Rise of the Gomeral
What are Gomeral?
From The Mind of the Dolphins...
“The Tivinel were the high people, while we, the Barungi, were called the low people because we lived in the tropical lowlands near the sea.”
“Were you different races?”
“Different species actually, but we were closely related. Close enough for us to cross-breed, although such children mostly lacked our mind-speech and were called Gomeral, the simpletons. The Tivinel used them as workers, for what they lacked in psychic skills they made up for with dexterity and ingenuity.
“Occasionally though, but very rarely, a crossbred child would not be a Gomeral but a Pasha, a Great One. They were always male and infertile, so the Pashas could never become a race of their own, and mostly there was only ever one, for the ruling Pasha would kill any who might challenge him, but the Pasha possessed great psychic powers, able to bend the minds of other folk should he wish. The Pasha was our ruler, our king.”
“King,” Pip whispered, thinking now of the prophecy Elko and Damien had spoken of.
“The Pasha possessed great wisdom and foresight.”
“He could see the past and the future,” another ogre said.
“Left to his own devices,” the first continued, “the Pasha was for all intents and purposes immortal, for he never aged or suffered any illness, but it was rare for one to live more than a few thousand years before a new Pasha challenged and defeated him.
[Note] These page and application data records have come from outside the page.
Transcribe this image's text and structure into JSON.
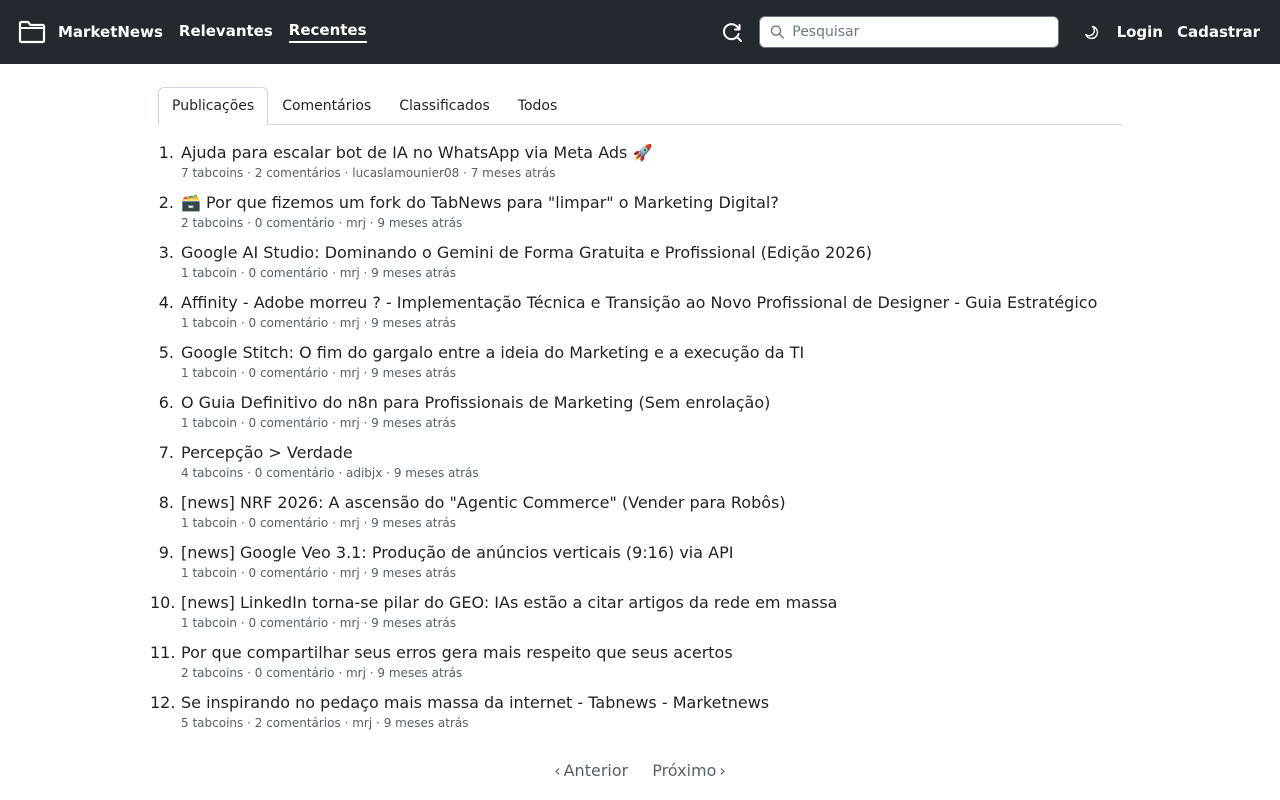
{
  "header": {
    "brand": "MarketNews",
    "nav": [
      {
        "label": "Relevantes"
      },
      {
        "label": "Recentes"
      }
    ],
    "search_placeholder": "Pesquisar",
    "login": "Login",
    "signup": "Cadastrar",
    "icons": [
      "folder-logo-icon",
      "refresh-search-icon",
      "search-icon",
      "moon-icon"
    ]
  },
  "tabs": [
    {
      "label": "Publicações"
    },
    {
      "label": "Comentários"
    },
    {
      "label": "Classificados"
    },
    {
      "label": "Todos"
    }
  ],
  "sep": "·",
  "posts": [
    {
      "n": "1.",
      "title": "Ajuda para escalar bot de IA no WhatsApp via Meta Ads 🚀",
      "tabcoins": "7 tabcoins",
      "comments": "2 comentários",
      "author": "lucaslamounier08",
      "time": "7 meses atrás"
    },
    {
      "n": "2.",
      "title": "🗃️ Por que fizemos um fork do TabNews para \"limpar\" o Marketing Digital?",
      "tabcoins": "2 tabcoins",
      "comments": "0 comentário",
      "author": "mrj",
      "time": "9 meses atrás"
    },
    {
      "n": "3.",
      "title": "Google AI Studio: Dominando o Gemini de Forma Gratuita e Profissional (Edição 2026)",
      "tabcoins": "1 tabcoin",
      "comments": "0 comentário",
      "author": "mrj",
      "time": "9 meses atrás"
    },
    {
      "n": "4.",
      "title": "Affinity - Adobe morreu ? - Implementação Técnica e Transição ao Novo Profissional de Designer - Guia Estratégico",
      "tabcoins": "1 tabcoin",
      "comments": "0 comentário",
      "author": "mrj",
      "time": "9 meses atrás"
    },
    {
      "n": "5.",
      "title": "Google Stitch: O fim do gargalo entre a ideia do Marketing e a execução da TI",
      "tabcoins": "1 tabcoin",
      "comments": "0 comentário",
      "author": "mrj",
      "time": "9 meses atrás"
    },
    {
      "n": "6.",
      "title": "O Guia Definitivo do n8n para Profissionais de Marketing (Sem enrolação)",
      "tabcoins": "1 tabcoin",
      "comments": "0 comentário",
      "author": "mrj",
      "time": "9 meses atrás"
    },
    {
      "n": "7.",
      "title": "Percepção > Verdade",
      "tabcoins": "4 tabcoins",
      "comments": "0 comentário",
      "author": "adibjx",
      "time": "9 meses atrás"
    },
    {
      "n": "8.",
      "title": "[news] NRF 2026: A ascensão do \"Agentic Commerce\" (Vender para Robôs)",
      "tabcoins": "1 tabcoin",
      "comments": "0 comentário",
      "author": "mrj",
      "time": "9 meses atrás"
    },
    {
      "n": "9.",
      "title": "[news] Google Veo 3.1: Produção de anúncios verticais (9:16) via API",
      "tabcoins": "1 tabcoin",
      "comments": "0 comentário",
      "author": "mrj",
      "time": "9 meses atrás"
    },
    {
      "n": "10.",
      "title": "[news] LinkedIn torna-se pilar do GEO: IAs estão a citar artigos da rede em massa",
      "tabcoins": "1 tabcoin",
      "comments": "0 comentário",
      "author": "mrj",
      "time": "9 meses atrás"
    },
    {
      "n": "11.",
      "title": "Por que compartilhar seus erros gera mais respeito que seus acertos",
      "tabcoins": "2 tabcoins",
      "comments": "0 comentário",
      "author": "mrj",
      "time": "9 meses atrás"
    },
    {
      "n": "12.",
      "title": "Se inspirando no pedaço mais massa da internet - Tabnews - Marketnews",
      "tabcoins": "5 tabcoins",
      "comments": "2 comentários",
      "author": "mrj",
      "time": "9 meses atrás"
    }
  ],
  "pagination": {
    "prev": "Anterior",
    "next": "Próximo"
  }
}
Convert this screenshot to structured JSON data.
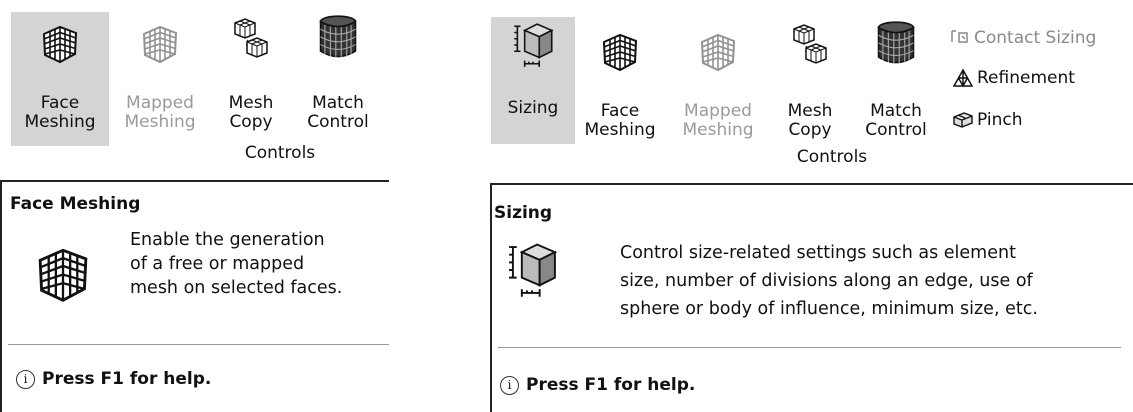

The change of Pasha was a great time for the Barungi and Tivinel fortunate enough to be living then, for it was a time of great feasting and celebration, and there are stories of the great changeovers passed down as legends from generation to generation.”
“But if the Pasha was so wise,” Pip asked, “how’d he let the Tivinel set off their star-dimmer?”
Again the ogres fell silent, and he wondered if he’d just blasphemed their king.
“Drago was a fool,” one of them finally said. “The Tivinel knew it, too, and encouraged him in his stupidity.”
“Who was Drago?”
“He was our last Pasha, and was just ten years old when he murdered his predecessor.”
“The challenge of the Pasha was supposed to be a great ritual,” another said, “a test of skill, both physical and psychic, but Drago used his powers to hide himself, firing a poisoned dart at the old Pasha while he was addressing the New Year festival.”
“The Barungi blamed the Tivinel,” the first continued, “and a short war erupted, but Drago put an end to that, confining us to our lowland farms while giving the Tivinel free rein over the rest of the planet.”
“Gosh,” Pip said.
“With the aid of their Gomeral slaves, they built huge cities everywhere, burning coal and oil to power them. Eventually their fumes caused our world to heat up, even though by then they’d discovered subspace and could get all their power from that. So they built the star-dimmer to counter the effects of their global warming, but that only made things worse.”
“How’s that?” Pip asked.
“The tropics cooled, but the poles got hotter and the icecaps continued to melt, raising the sea levels and flooding our lands. So they dimmed our star even more, and that fixed the sea levels, but then our crops wouldn’t grow properly in the dim sunlight and food became scarce. The Gomeral were made to suffer the most, and eventually rose up against their masters, stealing their space ships and fleeing to the world you call Meridian.”
Pip suddenly saw the connection Frank had been hinting at all along, cursing himself for not realising it sooner. “Those Gomeral became the first tribes on Meridian, didn’t they, and all our people descended from them.”
“That’s right, little Elf. Perhaps you’re not as stupid as the rest of your race.”